Note: "拉人" in Chinese means "adding Telegram users to a group in batch without consent".
Although people has been notified of the seriousness of such issue, the app is still maintained by the developers. Its advertisements are all over the Telegram Tieba. Who knows how many are to suffer as a result of this.
Maybe it’s more than that. Privacy protection has never been properly carried out in China. With only your cell phone number, anyone(even civilians) can manage to check when you called for a taxi, when you visited a restaurant, where you go every day. If the “functionality” of such app gets extended even more to include chat logs, things are gonna get even worse.
Have you heard of XCodeGhost incident? It was a back-door application that can only spread in China with its current environment. At present, there is no TSF group in China. The vacuum of an official figure is the best soil for troubles to breed. People can be easily misled by imposters, mistaking wrong for right, even speaking up for them, without knowing what they actually do.
Because of the GFW, our users have been used to believing gossips and rumors. If someone gets the hang of controlling them, the result could be disastrous.
There hasn’t been an official voice for Telegram. If you do not act after reading this, what I said might actually happen. Chinese users could hesitate to communicate with someone who “is using a backdoored app”, and eventually dropping Telegram for good.
I, among many other Chinese developers, know that Telegram has been neglecting the need from Chinese market.

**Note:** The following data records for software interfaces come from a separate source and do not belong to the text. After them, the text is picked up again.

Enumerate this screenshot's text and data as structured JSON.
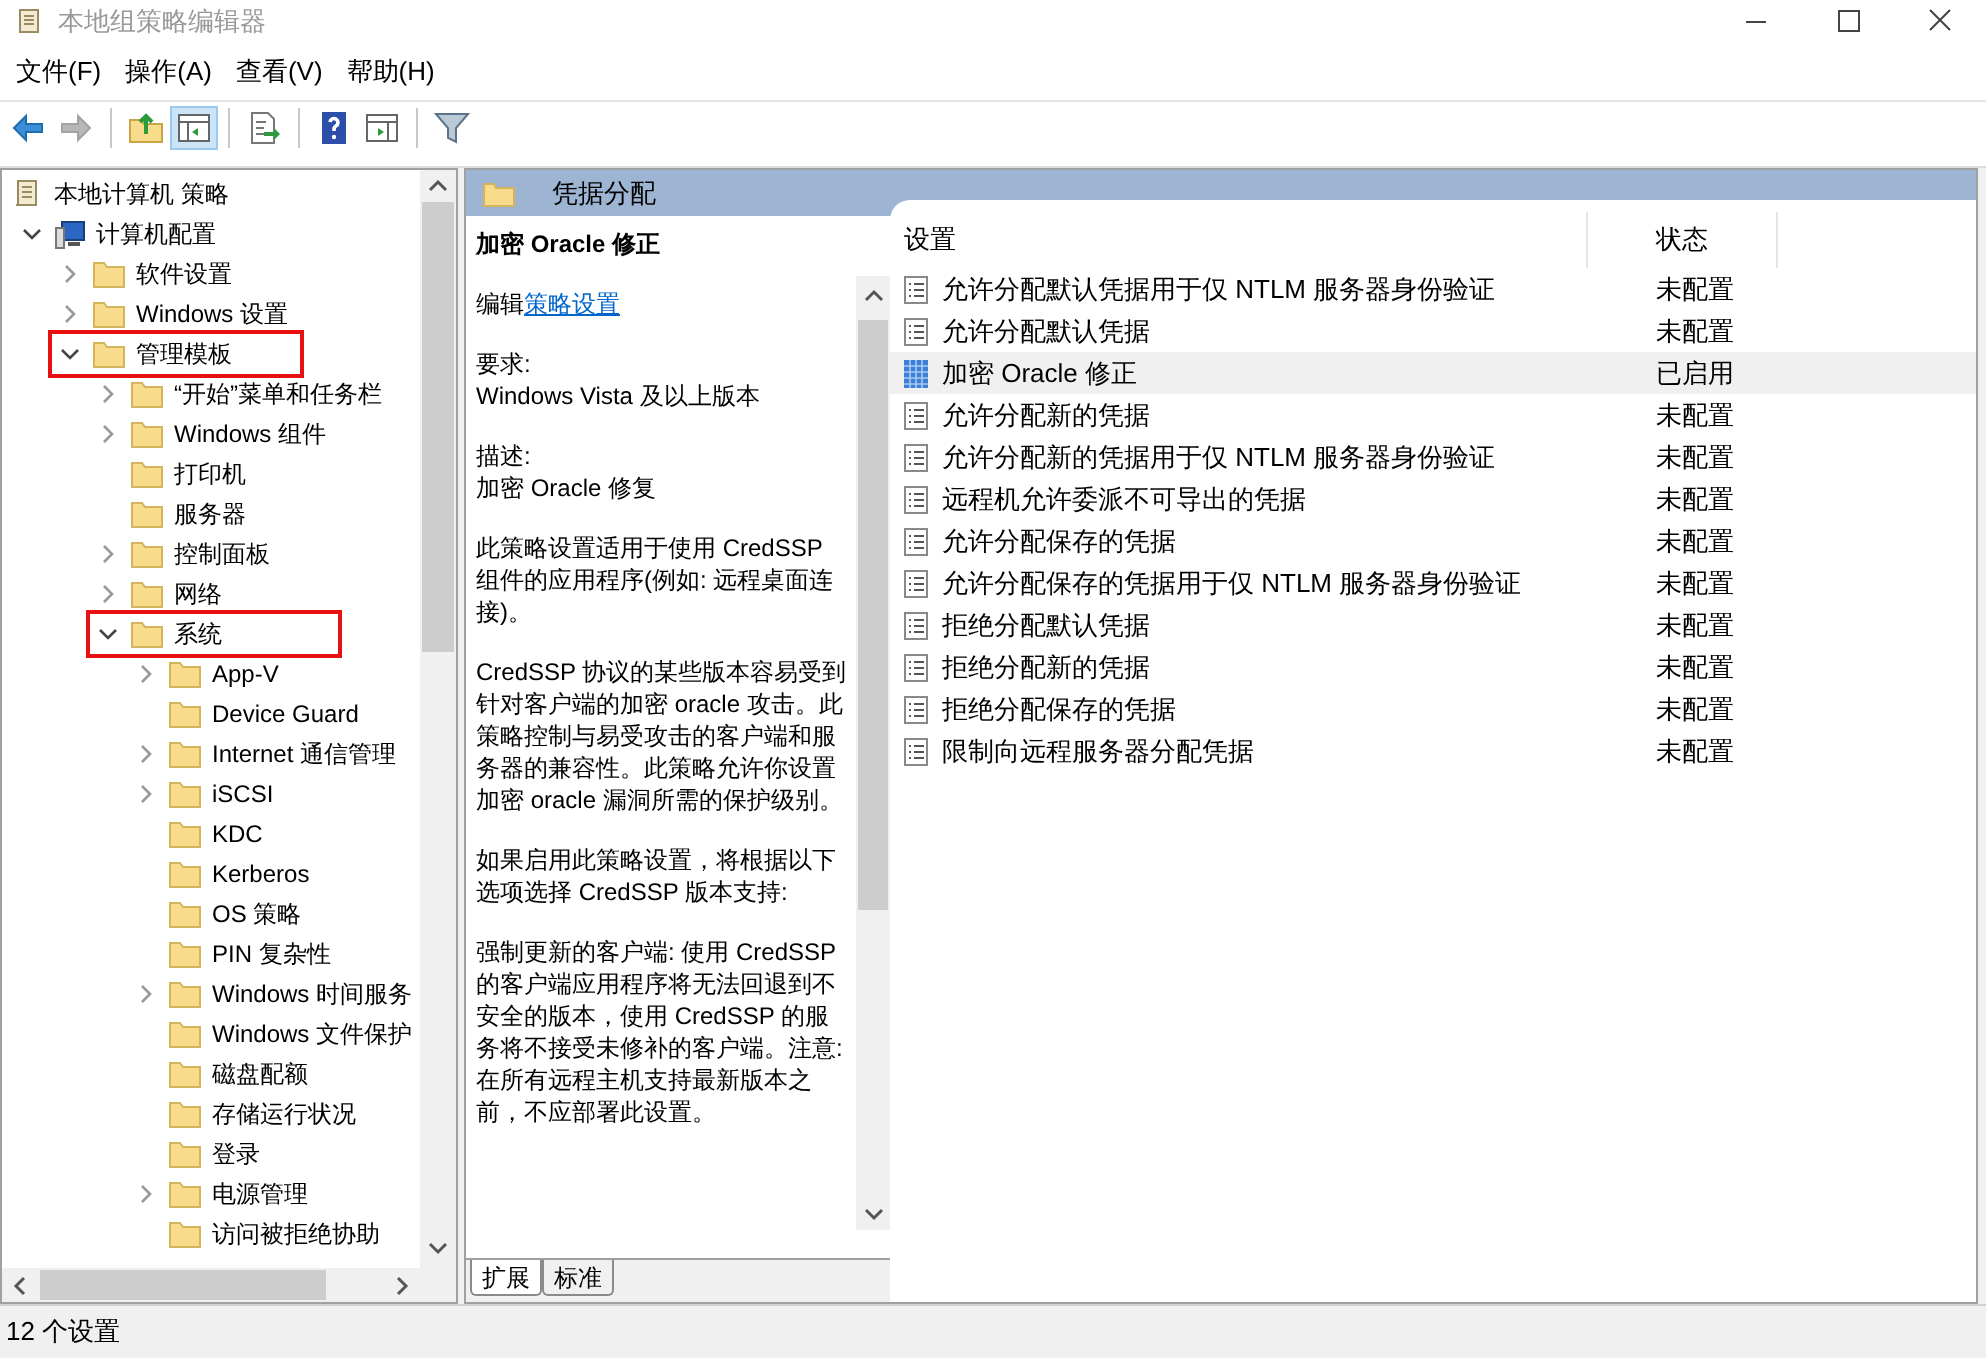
{
  "window": {
    "title": "本地组策略编辑器"
  },
  "menu": [
    "文件(F)",
    "操作(A)",
    "查看(V)",
    "帮助(H)"
  ],
  "toolbar": [
    {
      "kind": "back",
      "disabled": false,
      "pressed": false
    },
    {
      "kind": "forward",
      "disabled": true,
      "pressed": false
    },
    {
      "kind": "sep"
    },
    {
      "kind": "up",
      "disabled": false,
      "pressed": false
    },
    {
      "kind": "tree",
      "disabled": false,
      "pressed": true
    },
    {
      "kind": "sep"
    },
    {
      "kind": "export",
      "disabled": false,
      "pressed": false
    },
    {
      "kind": "sep"
    },
    {
      "kind": "help",
      "disabled": false,
      "pressed": false
    },
    {
      "kind": "pane",
      "disabled": false,
      "pressed": false
    },
    {
      "kind": "sep"
    },
    {
      "kind": "filter",
      "disabled": false,
      "pressed": false
    }
  ],
  "tree": [
    {
      "label": "本地计算机 策略",
      "kind": "root",
      "children": [
        {
          "label": "计算机配置",
          "kind": "computer",
          "expanded": true,
          "children": [
            {
              "label": "软件设置",
              "kind": "folder",
              "expanded": false
            },
            {
              "label": "Windows 设置",
              "kind": "folder",
              "expanded": false
            },
            {
              "label": "管理模板",
              "kind": "folder",
              "expanded": true,
              "highlighted": true,
              "children": [
                {
                  "label": "“开始”菜单和任务栏",
                  "kind": "folder",
                  "expanded": false
                },
                {
                  "label": "Windows 组件",
                  "kind": "folder",
                  "expanded": false
                },
                {
                  "label": "打印机",
                  "kind": "folder"
                },
                {
                  "label": "服务器",
                  "kind": "folder"
                },
                {
                  "label": "控制面板",
                  "kind": "folder",
                  "expanded": false
                },
                {
                  "label": "网络",
                  "kind": "folder",
                  "expanded": false
                },
                {
                  "label": "系统",
                  "kind": "folder",
                  "expanded": true,
                  "highlighted": true,
                  "children": [
                    {
                      "label": "App-V",
                      "kind": "folder",
                      "expanded": false
                    },
                    {
                      "label": "Device Guard",
                      "kind": "folder"
                    },
                    {
                      "label": "Internet 通信管理",
                      "kind": "folder",
                      "expanded": false
                    },
                    {
                      "label": "iSCSI",
                      "kind": "folder",
                      "expanded": false
                    },
                    {
                      "label": "KDC",
                      "kind": "folder"
                    },
                    {
                      "label": "Kerberos",
                      "kind": "folder"
                    },
                    {
                      "label": "OS 策略",
                      "kind": "folder"
                    },
                    {
                      "label": "PIN 复杂性",
                      "kind": "folder"
                    },
                    {
                      "label": "Windows 时间服务",
                      "kind": "folder",
                      "expanded": false
                    },
                    {
                      "label": "Windows 文件保护",
                      "kind": "folder"
                    },
                    {
                      "label": "磁盘配额",
                      "kind": "folder"
                    },
                    {
                      "label": "存储运行状况",
                      "kind": "folder"
                    },
                    {
                      "label": "登录",
                      "kind": "folder"
                    },
                    {
                      "label": "电源管理",
                      "kind": "folder",
                      "expanded": false
                    },
                    {
                      "label": "访问被拒绝协助",
                      "kind": "folder"
                    }
                  ]
                }
              ]
            }
          ]
        }
      ]
    }
  ],
  "header": {
    "title": "凭据分配"
  },
  "description": {
    "title": "加密 Oracle 修正",
    "edit_prefix": "编辑",
    "edit_link": "策略设置",
    "paragraphs": [
      [
        "要求:",
        "Windows Vista 及以上版本"
      ],
      [
        "描述:",
        "加密 Oracle 修复"
      ],
      [
        "此策略设置适用于使用 CredSSP 组件的应用程序(例如: 远程桌面连接)。"
      ],
      [
        "CredSSP 协议的某些版本容易受到针对客户端的加密 oracle 攻击。此策略控制与易受攻击的客户端和服务器的兼容性。此策略允许你设置加密 oracle 漏洞所需的保护级别。"
      ],
      [
        "如果启用此策略设置，将根据以下选项选择 CredSSP 版本支持:"
      ],
      [
        "强制更新的客户端: 使用 CredSSP 的客户端应用程序将无法回退到不安全的版本，使用 CredSSP 的服务将不接受未修补的客户端。注意: 在所有远程主机支持最新版本之前，不应部署此设置。"
      ]
    ]
  },
  "view_tabs": [
    {
      "label": "扩展",
      "selected": true
    },
    {
      "label": "标准",
      "selected": false
    }
  ],
  "table": {
    "columns": [
      "设置",
      "状态"
    ],
    "rows": [
      {
        "name": "允许分配默认凭据用于仅 NTLM 服务器身份验证",
        "state": "未配置",
        "selected": false
      },
      {
        "name": "允许分配默认凭据",
        "state": "未配置",
        "selected": false
      },
      {
        "name": "加密 Oracle 修正",
        "state": "已启用",
        "selected": true
      },
      {
        "name": "允许分配新的凭据",
        "state": "未配置",
        "selected": false
      },
      {
        "name": "允许分配新的凭据用于仅 NTLM 服务器身份验证",
        "state": "未配置",
        "selected": false
      },
      {
        "name": "远程机允许委派不可导出的凭据",
        "state": "未配置",
        "selected": false
      },
      {
        "name": "允许分配保存的凭据",
        "state": "未配置",
        "selected": false
      },
      {
        "name": "允许分配保存的凭据用于仅 NTLM 服务器身份验证",
        "state": "未配置",
        "selected": false
      },
      {
        "name": "拒绝分配默认凭据",
        "state": "未配置",
        "selected": false
      },
      {
        "name": "拒绝分配新的凭据",
        "state": "未配置",
        "selected": false
      },
      {
        "name": "拒绝分配保存的凭据",
        "state": "未配置",
        "selected": false
      },
      {
        "name": "限制向远程服务器分配凭据",
        "state": "未配置",
        "selected": false
      }
    ]
  },
  "status_bar": "12 个设置"
}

Many developers have sent out requests for building a TSF group or incorporating Chinese localization (which already has very polished community version). We don’t know if it’s the resentment for the Chinese government or something else, but these requests seemed never to have reached you. What are we to do?
We joke among ourselves that China is a worse place than Iran and Russia for Telegram. Among all the regions blocking Telegram activities, China has always been treated the worst. You have preached, “Telegram is for everyone who wants fast and reliable messaging and calls.”[^2] I'm afraid this “everyone” doesn’t seem to include any Chinese. Maybe we just don’t deserve to have privacy protection. Maybe our government has every right to peek in what we do every day and everyone should be cool with it.
As I described in my self-introduction, I think you can see that I am very passionate in joining numerous projects involving Telegram and have been rather fruitful thus far. I wish I can help build a Chinese TSF group to amend the current situation. That being said, even if you do not approve me of this request, please do consider the circumstances in China and establish a TSF group to help make it better.
I plea for you to listen to my appeal, because I am haunted by a future where there is no trust among people and no protection of our privacy.
All I need is helping our people from mainland China, Hongkong, Macau, and Taiwan solve their questions through answering, forward issues to the related team with the TSF identity, like what other TSF team do. Just these, no more needed. Do what TSI should do, and the situation can be improved very likely.
[^1]: There is a term of “the US proxy savvy”, meaning someone who used proxies to access public internet and felt like they knew it all after reading through a few NYT, BBC articles. It’s a similar case here.